In an article posted to the NIH website on October 17th, Sally Rockey, the NIH’s Deputy Director for Extramural Research, inforomed scientists that October grant submission deadlines will be rescheduled to November and missed reviews may or may not be rescheduled depending on the particular reviewer’s personal situation.

How do scientists feel about this setback? From the comments posted to the NIH blog, not very happy.

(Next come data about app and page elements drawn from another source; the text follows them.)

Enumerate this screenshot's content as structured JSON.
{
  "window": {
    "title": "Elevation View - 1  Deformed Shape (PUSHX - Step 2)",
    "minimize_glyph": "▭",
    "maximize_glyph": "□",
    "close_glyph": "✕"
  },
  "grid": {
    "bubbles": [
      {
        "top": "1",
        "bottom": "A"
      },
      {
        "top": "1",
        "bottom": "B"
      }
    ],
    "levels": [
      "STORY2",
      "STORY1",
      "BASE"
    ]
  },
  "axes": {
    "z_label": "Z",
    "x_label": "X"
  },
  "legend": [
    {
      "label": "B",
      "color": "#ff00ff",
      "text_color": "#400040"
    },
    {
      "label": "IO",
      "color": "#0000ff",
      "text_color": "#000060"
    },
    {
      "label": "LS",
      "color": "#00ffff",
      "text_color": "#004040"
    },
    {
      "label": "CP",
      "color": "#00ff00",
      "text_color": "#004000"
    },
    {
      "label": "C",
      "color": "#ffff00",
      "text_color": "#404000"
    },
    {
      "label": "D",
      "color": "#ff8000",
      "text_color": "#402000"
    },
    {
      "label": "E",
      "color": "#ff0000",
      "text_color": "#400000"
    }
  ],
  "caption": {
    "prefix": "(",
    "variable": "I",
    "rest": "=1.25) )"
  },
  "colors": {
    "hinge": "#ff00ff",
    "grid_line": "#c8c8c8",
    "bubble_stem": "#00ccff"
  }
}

One PI wonders if it is even worth applying for NIH funding for the coming year. He correctly states that although the shutdown has ended, the sequester continues to loom large and hasn’t left much hope for scientists looking for grants in 2014. Even more worryingly, the commenter tells us of the impact that the shutdown/sequester has had on the next generation of American scientists which his best junior scientist moving to Malta where she has been promised more lucrative scientific funding.

Another scientists worries that:

five month delay in grant reviews may be career-ending for many scientists

Or as another scientist wrote:

Years of preparations by researchers who’s careers are dependent on these reviews will be put in peril because the agency closed for a couple of weeks

Will American science ever recover from these setbacks? How long can we sustain our position as a world leader in scientific discovery? If the responses from NIH scientists are any indication, we are entering a deep dark tunnel and it may take us years to dig out.